“We are also using more data to give us insights - recently we surveyed 2,500 people on holistic wellbeing. We did this using the Wellbeing 360 tool and this has been invaluable as a way to dive deep into different areas so we can deliver better and more strategic support. This type of research helps to explain why things happen the way they do.
“Well-being is more than just looking after each other while we work - data helps us identify links so we can provide support. People have also asked us for direction to achieve well-being and through this research we’ve established eight pathways, which support holistic wellbeing.”
Bridget has also arranged her own support mechanisms including joint meetings with health and safety specialists at other banks, and benefitting from NZISM’s regular workshops, speakers, webinars and best practice tutorials.
“While I’m in a team, as health and safety professionals we can still sometimes work in isolation, so engaging with the NZISM knowledge and learning, or other peers in similar organisations, is invaluable so we can enhance the way we provide support.”
Managing health and safety across thousands of people and such a range of sites, cannot be achieved manually, which is where BNZ uses software for reporting, assurance processes and risk assessment.
“This technology is needed to meet the health, safety and wellbeing expectations of our people, our management and we are always tailoring this platform so we can improve,” Bridget says.
“We need to keep thinking outside the box, do more and we can’t be complacent.

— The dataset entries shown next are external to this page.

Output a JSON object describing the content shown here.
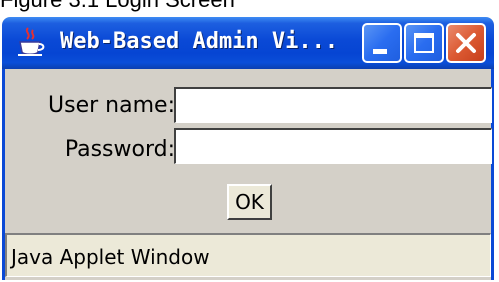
{
  "caption": "Figure 3.1 Login Screen",
  "window": {
    "title": "Web-Based Admin Vi...",
    "icon": "java-coffee-cup-icon",
    "controls": {
      "minimize_icon": "minimize-icon",
      "maximize_icon": "maximize-icon",
      "close_icon": "close-icon"
    }
  },
  "form": {
    "username_label": "User name:",
    "username_value": "",
    "password_label": "Password:",
    "password_value": "",
    "ok_label": "OK"
  },
  "status_bar": {
    "text": "Java Applet Window"
  },
  "colors": {
    "titlebar": "#0a49d6",
    "close_button": "#dc5a33",
    "panel": "#d4d0c8"
  }
}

As a team we want to keep delivering better health, safety and wellbeing, and it has to become integral to the way business is done.”
Bridget Smaill, Head of Health, Safety and Wellbeing at BNZ (centre fourth from left), and next to Owen Loeffellechner, Chief Safety & Security Officer at BNZ, with the health and safety team and Russell Jones (far right) Executive Member of BNZ